Methylphenidate is a stimulant drug commonly used in the treatment of attention-deficit hyperactivity disorder, as well as narcolepsy. It gained widespread recognition under the trade name Ritalin from controversy surrounding its use in the treatment of ADHD.
Mechanism of action
Methylphenidate is an indirect catacholamine agonist by blocking the reuptake of dopamine and norepinephrine into the pre-synaptic cell. This increase of neurotransmitters in the synaptic cleft leads to increased neural activity in the striatum.
Usage in ADHD
Methylphenidate is used in the treatment of attention-deficit hyperactivity disorder to reduce locomotor activity, reduce impulsive behaviour, and improve attention. It improves working memory performance by local reduction in cerebral blood flow in the dorsolateral prefrontal cortex and posterior parietal cortex. While the majority of treatment and research is on childhood ADHD, methylphenidate is similarly effective in the treatment of adult ADHD.
The common usage of methylphenidate to treat children with ADHD has prompted concerns that using stimulant medication during a period of development will adversly effect physical and neural growth, as well as predispose them to later substance abuse. Two recent meta-analyses found no evidence for increased future drug use, and even suggest childhood stimulant therapy may reduce the risk of later substance disorders.
- Mehta MA, Owen AM, Sahakian BJ, Mavaddat N, Pickard JD, Robbins TW (2000). "Methylphenidate enhances working memory by modulating discrete frontal and parietal lobe regions in the human brain". J. Neurosci. 20 (6): RC65. PMID 10704519.
- Faraone SV, Spencer T, Aleardi M, Pagano C, Biederman J (2004). "Meta-analysis of the efficacy of methylphenidate for treating adult attention-deficit/hyperactivity disorder". J Clin Psychopharmacol 24 (1): 24–9. DOI:10.1097/01.jcp.0000108984.11879.95. PMID 14709943. Research Blogging.
- Barkley RA, Fischer M, Smallish L, Fletcher K (2003). "Does the treatment of attention-deficit/hyperactivity disorder with stimulants contribute to drug use/abuse? A 13-year prospective study". Pediatrics 111 (1): 97–109. PMID 12509561.
- Wilens TE, Faraone SV, Biederman J, Gunawardene S (2003). "Does stimulant therapy of attention-deficit/hyperactivity disorder beget later substance abuse? A meta-analytic review of the literature". Pediatrics 111 (1): 179–85. PMID 12509574.

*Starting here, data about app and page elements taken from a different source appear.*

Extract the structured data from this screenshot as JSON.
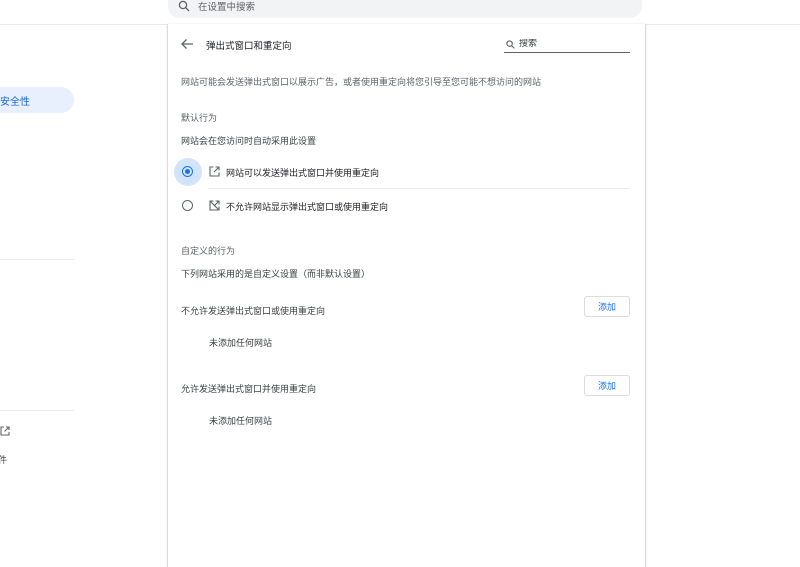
{
  "top_search": {
    "placeholder": "在设置中搜索"
  },
  "sidebar": {
    "active_item_fragment": "安全性",
    "fragment_text": "件"
  },
  "header": {
    "title": "弹出式窗口和重定向",
    "search_placeholder": "搜索"
  },
  "description": "网站可能会发送弹出式窗口以展示广告，或者使用重定向将您引导至您可能不想访问的网站",
  "default_behavior": {
    "title": "默认行为",
    "subtitle": "网站会在您访问时自动采用此设置",
    "options": [
      {
        "label": "网站可以发送弹出式窗口并使用重定向",
        "selected": true,
        "icon": "open-in-new-icon"
      },
      {
        "label": "不允许网站显示弹出式窗口或使用重定向",
        "selected": false,
        "icon": "popup-blocked-icon"
      }
    ]
  },
  "custom_behavior": {
    "title": "自定义的行为",
    "subtitle": "下列网站采用的是自定义设置（而非默认设置）",
    "blocked": {
      "label": "不允许发送弹出式窗口或使用重定向",
      "add_label": "添加",
      "empty_text": "未添加任何网站"
    },
    "allowed": {
      "label": "允许发送弹出式窗口并使用重定向",
      "add_label": "添加",
      "empty_text": "未添加任何网站"
    }
  },
  "colors": {
    "accent": "#1a73e8",
    "active_nav_bg": "#e8f0fe",
    "selected_halo": "#d2e3fc"
  }
}
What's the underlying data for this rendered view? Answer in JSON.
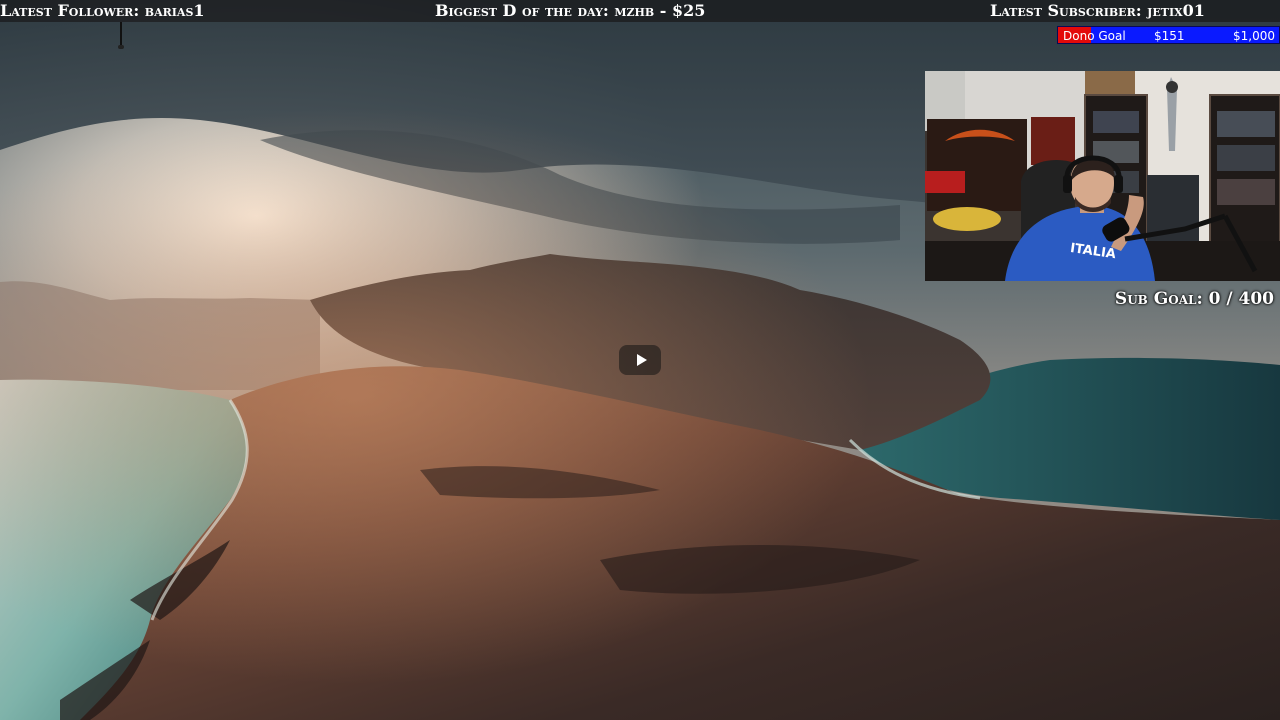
{
  "top_bar": {
    "follower": "Latest Follower: barias1",
    "donation": "Biggest D of the day: mzhb - $25",
    "subscriber": "Latest Subscriber: jetix01"
  },
  "dono_goal": {
    "title": "Dono Goal",
    "current": "$151",
    "target": "$1,000",
    "progress": 0.151,
    "fill_color": "#e30a0a",
    "bar_color": "#0a1aff"
  },
  "sub_goal": {
    "text": "Sub Goal: 0 / 400"
  },
  "player": {
    "play_icon": "play-icon"
  },
  "webcam": {
    "shirt_text": "ITALIA"
  }
}
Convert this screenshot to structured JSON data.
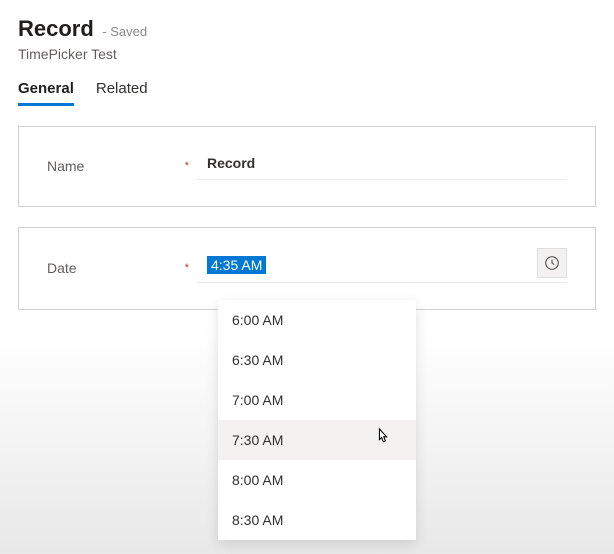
{
  "header": {
    "title": "Record",
    "status": "- Saved",
    "subtitle": "TimePicker Test"
  },
  "tabs": {
    "items": [
      {
        "label": "General",
        "active": true
      },
      {
        "label": "Related",
        "active": false
      }
    ]
  },
  "fields": {
    "name": {
      "label": "Name",
      "required_marker": "*",
      "value": "Record"
    },
    "date": {
      "label": "Date",
      "required_marker": "*",
      "value": "4:35 AM"
    }
  },
  "icons": {
    "clock": "clock-icon"
  },
  "time_dropdown": {
    "options": [
      {
        "label": "6:00 AM",
        "hover": false
      },
      {
        "label": "6:30 AM",
        "hover": false
      },
      {
        "label": "7:00 AM",
        "hover": false
      },
      {
        "label": "7:30 AM",
        "hover": true
      },
      {
        "label": "8:00 AM",
        "hover": false
      },
      {
        "label": "8:30 AM",
        "hover": false
      }
    ]
  }
}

The most up-to-date information about Methylphenidate and other drugs can be found at the following sites.